    Small, Mario. 2009 "How many cases do I need?" On science and logic of case selection in field-based research." Ethnography 10(1):5-38.

    Other Resources:

    Andrew Asher ERIAL Toolkit http://www.erialproject.org/participants/anthropologists/

    ANTHROLIB http://www.library.rochester.edu/anthrolib/

    Transcription template available at: http://bit.ly/I1PG3e

    Technology Cheat-sheet available at: http://bit.ly/HCbkbc

    BOOTSTRAP UX: HOW AND WHY OUR LIBRARY DOES SHORT 7-15 WEEK ETHNOGRAPHIC AND USABILITY STUDIES

    DEBRA KOLAH- USER EXPERIENCE & SCIENCE LIBRARIAN, RICE UNIVERSITY

    MONICA RIVERO-DIGITAL CURATION COORDINATOR, RICE UNIVERSTIY

    MARCEL LAFLAMME- ANTHOPOLOGY DEPARTMENT, RICE UNIVERSITY

    Why do Ethnography in libraries?

    Ethnographic research is very useful to build knowledge that contributes to good library services design. Library services in many ways fit an outdated model of service, that time has changed.

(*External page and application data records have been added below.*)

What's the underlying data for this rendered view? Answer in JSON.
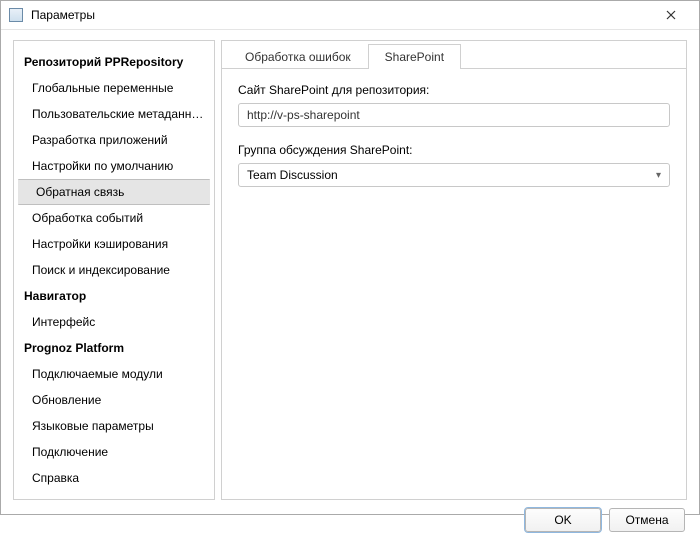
{
  "window": {
    "title": "Параметры"
  },
  "sidebar": {
    "section1_title": "Репозиторий  PPRepository",
    "section1_items": [
      "Глобальные переменные",
      "Пользовательские метаданные",
      "Разработка приложений",
      "Настройки по умолчанию",
      "Обратная связь",
      "Обработка событий",
      "Настройки кэширования",
      "Поиск и индексирование"
    ],
    "section1_selected_index": 4,
    "section2_title": "Навигатор",
    "section2_items": [
      "Интерфейс"
    ],
    "section3_title": "Prognoz Platform",
    "section3_items": [
      "Подключаемые модули",
      "Обновление",
      "Языковые параметры",
      "Подключение",
      "Справка"
    ]
  },
  "tabs": {
    "items": [
      "Обработка ошибок",
      "SharePoint"
    ],
    "active_index": 1
  },
  "form": {
    "site_label": "Сайт SharePoint для репозитория:",
    "site_value": "http://v-ps-sharepoint",
    "group_label": "Группа обсуждения SharePoint:",
    "group_value": "Team Discussion"
  },
  "footer": {
    "ok": "OK",
    "cancel": "Отмена"
  }
}
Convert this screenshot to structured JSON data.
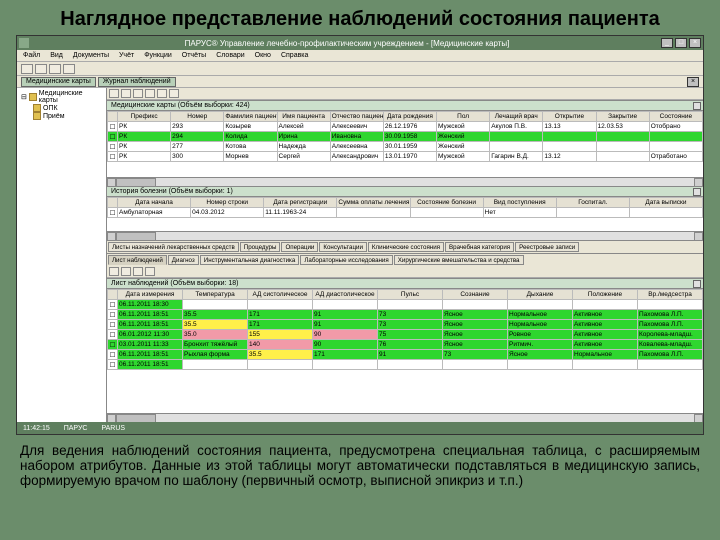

The way that users obtain, evaluate, use, and archive information is much different today than it was twenty years ago, or even ten years ago.

    And yet, some things remain the same.

    In exploring issues around the research process, libraries can collect powerful knowledge about their users, and use this to improve how the library meets the needs of the users.

    Bootstrap UX

    What is it? Short ethnographic projects 6-15 weeks in length. A small team, of four to six librarians is ideal. It is good to have a range of skills represented: librarians that are good at interviewing, solving problems, and doing project management. It is crucial to have a person that has authority to make service changes as a research team member.

    UX at Fondren

    History:

    A number of projects have been undertaken, ranging from usability of a new website to how researchers in a building were adapting to being in a new building.

    Discovering Discovery: How Researchers Find the Sources They Need (April-May 2011) o Research team: Debra Kolah, Marcel LaFlamme, Jane Segal, Leah Krevit o Semi-structured interviews were conducted with 2 faculty members, 4 members of a non-departmental

    academic team, 1 postdoc, and 5 research analysts. o The research instrument was approved on April 5th, the interviews war from April 18-28, transcription

    and coding took place from May 2-13, and the final report was submitted to the Fondren Library Resource Discovery Tools Working Group on May 18th.

    The future: More usability studies planned, and more participation in multi-institutional research projects. (This is a great way to share the extra workload of ethnography! You usually contribute 2-4 interviews to a larger project and everyone benefits.)

    page1Page2page3page4

Recommended

View more >